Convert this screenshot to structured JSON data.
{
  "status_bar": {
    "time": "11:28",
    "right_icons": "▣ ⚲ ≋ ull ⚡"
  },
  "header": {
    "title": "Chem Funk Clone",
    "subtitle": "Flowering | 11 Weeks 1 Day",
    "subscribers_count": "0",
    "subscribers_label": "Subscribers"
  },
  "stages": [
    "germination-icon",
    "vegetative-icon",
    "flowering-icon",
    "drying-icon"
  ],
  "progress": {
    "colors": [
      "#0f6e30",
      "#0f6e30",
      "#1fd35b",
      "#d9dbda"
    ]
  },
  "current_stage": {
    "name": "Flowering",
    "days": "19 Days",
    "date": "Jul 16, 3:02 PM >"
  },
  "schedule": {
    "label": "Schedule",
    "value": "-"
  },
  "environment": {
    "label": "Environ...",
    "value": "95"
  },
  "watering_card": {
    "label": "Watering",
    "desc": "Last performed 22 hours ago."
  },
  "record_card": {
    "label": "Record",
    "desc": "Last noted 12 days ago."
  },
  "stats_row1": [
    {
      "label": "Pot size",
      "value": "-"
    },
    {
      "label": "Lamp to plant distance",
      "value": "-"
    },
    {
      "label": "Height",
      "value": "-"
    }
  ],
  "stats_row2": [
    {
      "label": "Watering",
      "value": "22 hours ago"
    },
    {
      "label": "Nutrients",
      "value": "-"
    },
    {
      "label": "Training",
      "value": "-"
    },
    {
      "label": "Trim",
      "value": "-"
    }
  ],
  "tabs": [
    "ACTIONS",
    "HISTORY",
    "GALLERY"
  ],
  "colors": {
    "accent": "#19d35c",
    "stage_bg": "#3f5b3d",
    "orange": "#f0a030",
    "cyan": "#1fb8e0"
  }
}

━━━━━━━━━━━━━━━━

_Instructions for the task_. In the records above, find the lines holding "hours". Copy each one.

_Response to the task_.
    "desc": "Last performed 22 hours ago."
      "value": "22 hours ago"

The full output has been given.